Dutch police expect more arrests following the discovery of what they say was the biggest and most professional crystal meth laboratory ever in the Netherlands – capable of producing 100kg of the drug a day, seven days a week.
The heavily armed raid last Friday near the village of Nederweert, in the southern province of Limburg near the German and Belgian borders, came as a result of information from an encrypted messaging app used by criminals who believed their communications were secure.
Although they did not disclose the specific app, Dutch police and the European policing agency Europol, based in The Hague, were part of a global sting orchestrated by the US Federal Bureau of Investigation in June by creating the bogus "custom-made" Anom encrypted phone network.
Encrypted service providers, EncroChat and SkyECC, were shut down in 2020 and earlier this year respectively – in order to create a gap in the underworld market where compromised Anom phones would be even more sought after than usual.

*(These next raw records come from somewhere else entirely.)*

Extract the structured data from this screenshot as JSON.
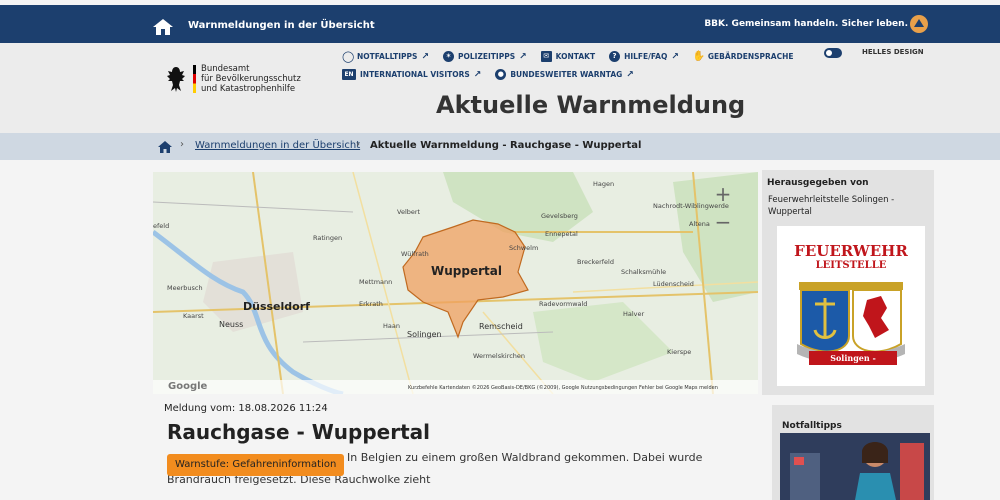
{
  "topbar": {
    "title": "Warnmeldungen in der Übersicht",
    "slogan": "BBK. Gemeinsam handeln. Sicher leben."
  },
  "header": {
    "org_name_lines": [
      "Bundesamt",
      "für Bevölkerungsschutz",
      "und Katastrophenhilfe"
    ],
    "nav_row1": [
      {
        "label": "NOTFALLTIPPS",
        "icon": "lightbulb-icon"
      },
      {
        "label": "POLIZEITIPPS",
        "icon": "police-badge-icon"
      },
      {
        "label": "KONTAKT",
        "icon": "contact-card-icon"
      },
      {
        "label": "HILFE/FAQ",
        "icon": "help-icon"
      },
      {
        "label": "GEBÄRDENSPRACHE",
        "icon": "sign-language-icon"
      }
    ],
    "nav_row2": [
      {
        "label": "INTERNATIONAL VISITORS",
        "icon": "en-language-icon"
      },
      {
        "label": "BUNDESWEITER WARNTAG",
        "icon": "warntag-icon"
      }
    ],
    "design_toggle_label": "HELLES DESIGN",
    "page_title": "Aktuelle Warnmeldung"
  },
  "breadcrumb": {
    "link": "Warnmeldungen in der Übersicht",
    "current": "Aktuelle Warnmeldung - Rauchgase - Wuppertal"
  },
  "map": {
    "cities": {
      "wuppertal": "Wuppertal",
      "duesseldorf": "Düsseldorf",
      "solingen": "Solingen",
      "remscheid": "Remscheid",
      "velbert": "Velbert",
      "hagen": "Hagen",
      "gevelsberg": "Gevelsberg",
      "schwelm": "Schwelm",
      "ennepetal": "Ennepetal",
      "mettmann": "Mettmann",
      "ratingen": "Ratingen",
      "neuss": "Neuss",
      "meerbusch": "Meerbusch",
      "haan": "Haan",
      "erkrath": "Erkrath",
      "breckerfeld": "Breckerfeld",
      "radevormwald": "Radevormwald",
      "luedenscheid": "Lüdenscheid",
      "altena": "Altena",
      "halver": "Halver",
      "wermelskirchen": "Wermelskirchen",
      "wuelfrath": "Wülfrath",
      "schalksmuehle": "Schalksmühle",
      "nachrodt": "Nachrodt-Wiblingwerde",
      "kaarst": "Kaarst",
      "efeld": "efeld",
      "kierspe": "Kierspe"
    },
    "zoom_in": "+",
    "zoom_out": "−",
    "google": "Google",
    "credits": "Kurzbefehle    Kartendaten ©2026 GeoBasis-DE/BKG (©2009), Google    Nutzungsbedingungen    Fehler bei Google Maps melden",
    "area_color": "#f0a060"
  },
  "alert": {
    "date": "Meldung vom: 18.08.2026 11:24",
    "title": "Rauchgase - Wuppertal",
    "level": "Warnstufe: Gefahreninformation",
    "level_color": "#f28c1e",
    "body": "In Belgien zu einem großen Waldbrand gekommen. Dabei wurde Brandrauch freigesetzt. Diese Rauchwolke zieht"
  },
  "sidebar": {
    "issuer_heading": "Herausgegeben von",
    "issuer": "Feuerwehrleitstelle Solingen - Wuppertal",
    "crest_line1": "FEUERWEHR",
    "crest_line2": "LEITSTELLE",
    "crest_banner": "Solingen - Wuppertal",
    "tips_heading": "Notfalltipps"
  }
}
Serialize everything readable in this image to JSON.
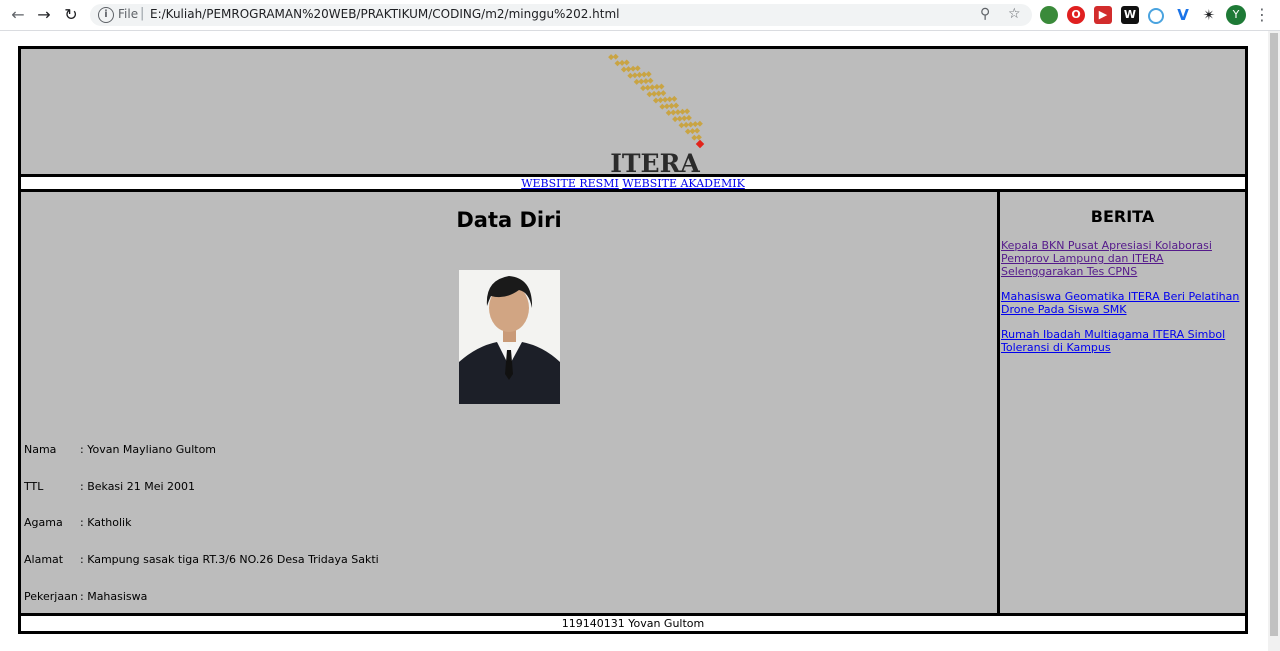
{
  "browser": {
    "back_icon": "arrow-left-icon",
    "forward_icon": "arrow-right-icon",
    "reload_icon": "reload-icon",
    "info_icon": "info-icon",
    "scheme_label": "File",
    "url": "E:/Kuliah/PEMROGRAMAN%20WEB/PRAKTIKUM/CODING/m2/minggu%202.html",
    "zoom_icon": "zoom-icon",
    "star_icon": "star-icon",
    "profile_initial": "Y",
    "menu_icon": "kebab-menu-icon"
  },
  "header": {
    "logo_text": "ITERA"
  },
  "nav": {
    "links": [
      "WEBSITE RESMI",
      "WEBSITE AKADEMIK"
    ]
  },
  "main": {
    "title": "Data Diri",
    "info": [
      {
        "label": "Nama",
        "value": ": Yovan Mayliano Gultom"
      },
      {
        "label": "TTL",
        "value": ": Bekasi 21 Mei 2001"
      },
      {
        "label": "Agama",
        "value": ": Katholik"
      },
      {
        "label": "Alamat",
        "value": ": Kampung sasak tiga RT.3/6 NO.26 Desa Tridaya Sakti"
      },
      {
        "label": "Pekerjaan",
        "value": ": Mahasiswa"
      }
    ]
  },
  "side": {
    "title": "BERITA",
    "news": [
      {
        "text": "Kepala BKN Pusat Apresiasi Kolaborasi Pemprov Lampung dan ITERA Selenggarakan Tes CPNS",
        "visited": true
      },
      {
        "text": "Mahasiswa Geomatika ITERA Beri Pelatihan Drone Pada Siswa SMK",
        "visited": false
      },
      {
        "text": "Rumah Ibadah Multiagama ITERA Simbol Toleransi di Kampus",
        "visited": false
      }
    ]
  },
  "footer": {
    "text": "119140131 Yovan Gultom"
  },
  "colors": {
    "page_bg": "#bcbcbc",
    "border": "#000000",
    "link": "#0000ee",
    "visited": "#551a8b",
    "logo_gold": "#c9a443",
    "logo_red": "#e2231a"
  }
}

Crystal meth labs are frequently constructed from enormous shipping containers buried as deep as six metres underground, but in this case the drugs were manufactured in two large connected farm sheds, in a rural area well away from the nearest residents.
According to the national dismantling support group, police scientists who specialise in “rolling up” such facilities with forensic care in anticipation of court proceedings, this was “the biggest and most professional” crystal meth lab they had ever encountered.
It was capable of making 100kg of the drug a day, was likely to work seven days a week, generating product worth about €1 million a day if sold within the drug-dealing “trade”. The value of 100kg on the street in Amsterdam would be multiples of that amount.
Violent turf war
One man, a 62-year-old Polish national, was arrested at the scene. After completing their forensic examination on Sunday, a police spokesperson said they expected more arrests.
What the police did not yet disclose was whether they believe the lab was part of a homegrown drugs network or one of an increasing number operated by Mexican drug cartels who've been elbowing in on the lucrative export trade to western Europe.
Fears of a violent turf war have led to more police activity. The first crystal meth lab was discovered in the Netherlands in 2015. In 2020, police closed down 32, three times the figure for 2019.
That increase in its popularity is based purely on economics: crystal meth generates roughly 10 times the profit of ecstasy.
The Netherlands's neighbours have been complaining for years. As long ago as 2017, Austria's interior minister, Wolfgang Sobotka, said it was time for the Dutch to "get serious" and "improve co-operation".